Three Factors Behind The Stock Market’s Resilience

Apple has just announced its first revenue drop in 13 years.1

Goldman Sachs announced its profits fell 60% in a single quarter.2

Microsoft reported a 25% plunge in earnings.3

Welcome to the first quarter’s earnings season.

As of this writing, 207 members of the S&P 500 index have reported results. So far, total earnings have dropped 5.4%, while revenues have dropped 1.6%.4

More importantly, this will become the fourth quarterly earnings decline in a row, and the worst since 2009. We warned about this “earnings recession” last November in our Daily Pfennig® newsletter entitled, How Long Will the “Earnings Recession” Last?

We wrote, “The U.S. economy is technically not in a recession, but the stock market tells a different story. Stocks are on the verge of a recession – an earnings recession.” With such bad earnings, you’d think the stock market would be down a lot this year. But, so far, the S&P 500 index is up 1%. How is that possible?

Well, there are three forces behind the stock market’s resilience: 1) the recent recovery in oil, 2) a big drop in the U.S. dollar, and 3) share buybacks.

Let’s tackle each one separately.

How The Recent Oil Recovery Is Improving Sentiment
Just a month ago, the market was expecting earnings would fall 9.8% this quarter.5 So far, earnings have only dropped 5.7%.6 And, expectations have improved recently, in part because of a big change in the trend of oil prices.

You see, the crash in the price of oil from $100 to $27 a barrel delivered a huge blow to companies operating in the energy sector. In the last quarter of 2015, for example, earnings in the sector dropped 74% year over year.7

In other words, the energy sector accounted for most of the earnings drop in the last quarter of 2015. But, crude oil has rallied from $27 to $46 a barrel in the last two months. If prices stabilize at these levels, companies in this bruised and battered sector may get a break in the coming months, helping earnings recover later in the year.

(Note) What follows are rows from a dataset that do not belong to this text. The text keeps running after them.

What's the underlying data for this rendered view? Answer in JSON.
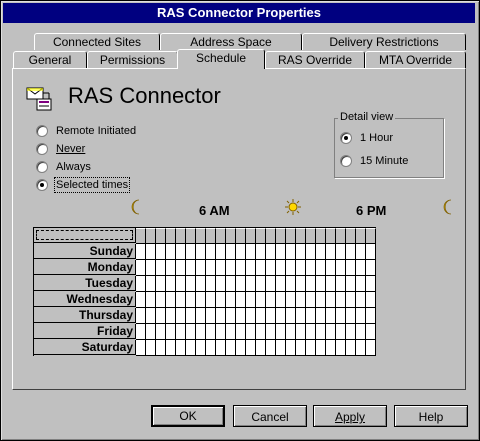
{
  "window": {
    "title": "RAS Connector Properties"
  },
  "tabs": {
    "row1": [
      "Connected Sites",
      "Address Space",
      "Delivery Restrictions"
    ],
    "row2": [
      "General",
      "Permissions",
      "Schedule",
      "RAS Override",
      "MTA Override"
    ],
    "active": "Schedule"
  },
  "heading": {
    "title": "RAS Connector",
    "icon": "connector-icon"
  },
  "schedule_options": [
    {
      "label": "Remote Initiated",
      "selected": false
    },
    {
      "label": "Never",
      "selected": false
    },
    {
      "label": "Always",
      "selected": false
    },
    {
      "label": "Selected times",
      "selected": true
    }
  ],
  "detail_view": {
    "label": "Detail view",
    "options": [
      {
        "label": "1 Hour",
        "selected": true
      },
      {
        "label": "15 Minute",
        "selected": false
      }
    ]
  },
  "timeline": {
    "labels": [
      "6 AM",
      "6 PM"
    ],
    "icons": [
      "moon-icon",
      "sun-icon",
      "moon-icon"
    ]
  },
  "days": [
    "Sunday",
    "Monday",
    "Tuesday",
    "Wednesday",
    "Thursday",
    "Friday",
    "Saturday"
  ],
  "hours_count": 24,
  "buttons": {
    "ok": "OK",
    "cancel": "Cancel",
    "apply": "Apply",
    "help": "Help"
  }
}
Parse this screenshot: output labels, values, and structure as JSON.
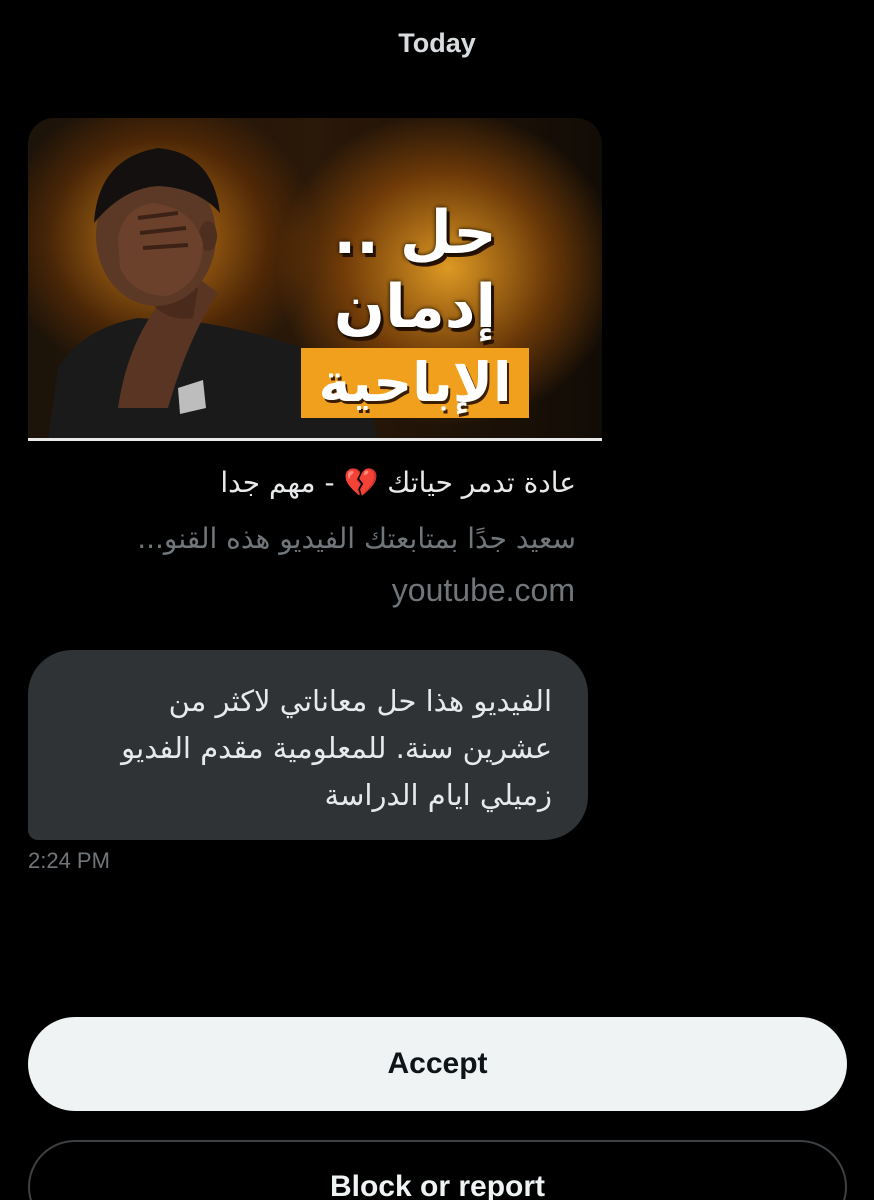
{
  "header": {
    "date_label": "Today"
  },
  "link_preview": {
    "thumbnail": {
      "line1": "حل .. إدمان",
      "line2": "الإباحية",
      "accent_color": "#f0a01c"
    },
    "title": "عادة تدمر حياتك 💔 - مهم جدا",
    "description": "سعيد جدًا بمتابعتك الفيديو هذه القنو...",
    "domain": "youtube.com"
  },
  "message": {
    "lines": [
      "الفيديو هذا حل معاناتي لاكثر من",
      "عشرين سنة. للمعلومية مقدم الفديو",
      "زميلي ايام الدراسة"
    ],
    "timestamp": "2:24 PM"
  },
  "actions": {
    "accept_label": "Accept",
    "block_label": "Block or report"
  }
}
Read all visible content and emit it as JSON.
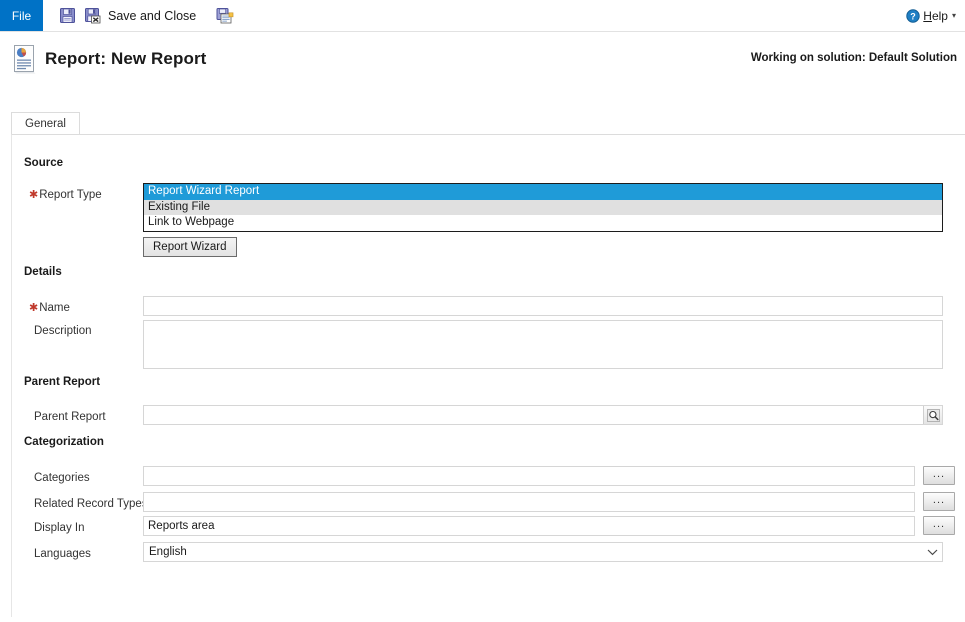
{
  "command_bar": {
    "file_tab": "File",
    "save_icon": "save-floppy-icon",
    "save_close_icon": "save-and-close-icon",
    "save_close_label": "Save and Close",
    "save_new_icon": "save-and-new-icon",
    "help": {
      "icon": "help-question-icon",
      "label_prefix": "H",
      "label_rest": "elp",
      "caret": "▾"
    }
  },
  "header": {
    "icon": "report-document-icon",
    "title": "Report: New Report",
    "solution_note": "Working on solution: Default Solution"
  },
  "tabs": [
    {
      "label": "General",
      "active": true
    }
  ],
  "form": {
    "source": {
      "heading": "Source",
      "report_type": {
        "label": "Report Type",
        "required": true,
        "options": [
          {
            "label": "Report Wizard Report",
            "selected": true
          },
          {
            "label": "Existing File",
            "selected": false
          },
          {
            "label": "Link to Webpage",
            "selected": false
          }
        ]
      },
      "wizard_button": "Report Wizard"
    },
    "details": {
      "heading": "Details",
      "name": {
        "label": "Name",
        "required": true,
        "value": "",
        "placeholder": ""
      },
      "description": {
        "label": "Description",
        "required": false,
        "value": "",
        "placeholder": ""
      }
    },
    "parent_report": {
      "heading": "Parent Report",
      "field": {
        "label": "Parent Report",
        "value": "",
        "placeholder": "",
        "lookup_icon": "lookup-magnifier-icon"
      }
    },
    "categorization": {
      "heading": "Categorization",
      "categories": {
        "label": "Categories",
        "value": "",
        "button": "..."
      },
      "related_record_types": {
        "label": "Related Record Types",
        "value": "",
        "button": "..."
      },
      "display_in": {
        "label": "Display In",
        "value": "Reports area",
        "button": "..."
      },
      "languages": {
        "label": "Languages",
        "value": "English",
        "caret": "chevron-down-icon"
      }
    }
  },
  "colors": {
    "file_tab_blue": "#0072c6",
    "selection_blue": "#1f9bd8",
    "alt_row_gray": "#e0e0e0",
    "required_red": "#c0392b"
  }
}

Another new trend that could be helping stocks is the weak dollar.

Dollar Weakness Could Boost Future Earnings
In our November article, we also wrote, “If the dollar continues to appreciate, we could see a further decline in earnings in the coming quarters.” Well, since we published that article, the U.S. dollar index has actually dropped from 100 to 93, as you can see in the chart below.

Chart courtesy of

The strong dollar during 2015 caused the U.S. dollar value of overseas profits to fall. It was a big reason behind the earnings weakness. But, now that the dollar has dropped about 7%, it could provide some relief to earnings in the coming quarters.

The rally in crude oil and the recent drop in the U.S. dollar explain, in part, why earnings expectations have improved recently. But, there’s another factor that explains why the stock market hasn’t dropped much, despite the “earnings recession.”

A Big Factor That’s Keeping The Stock Market From Selling Off
There’s something going on behind the scenes that’s providing support to the stock market. I’m talking about stock buybacks, also known as corporate share repurchases.

This happens when companies purchase their own shares and “retire” them, reducing the number of outstanding shares in the market. This reduction in the supply of shares can make the outstanding shares more valuable.

Warren Buffett explained this phenomenon in his 1999 letter to Berkshire Hathaway shareholders stating, “Repurchases are all the rage, but are all too often made for an unstated and, in our view, ignoble reason: to pump or support the stock price.”8

Shares repurchases have been growing every year since 2012, as you can see in the chart below from the S&P Dow Jones Indices. This has played a role in the ongoing bull market in stocks.

Stock Buybacks ($Billions) 2009-2016

Source: S&P Dow Jones Indices


Keep an eye on those three things. If the dollar continues to weaken, oil stabilizes and companies continue to repurchase shares, the earnings recession might come to an end, helping push the stock market even higher.

On the other hand, if the trend of a strong dollar and weak oil resumes, the earnings recession could go on for a little longer. Keep a close eye on these things in the coming months.

Until the next Daily Pfennig® edition…

Chris Gaffney, CFA
EverBank World Markets, a division of EverBank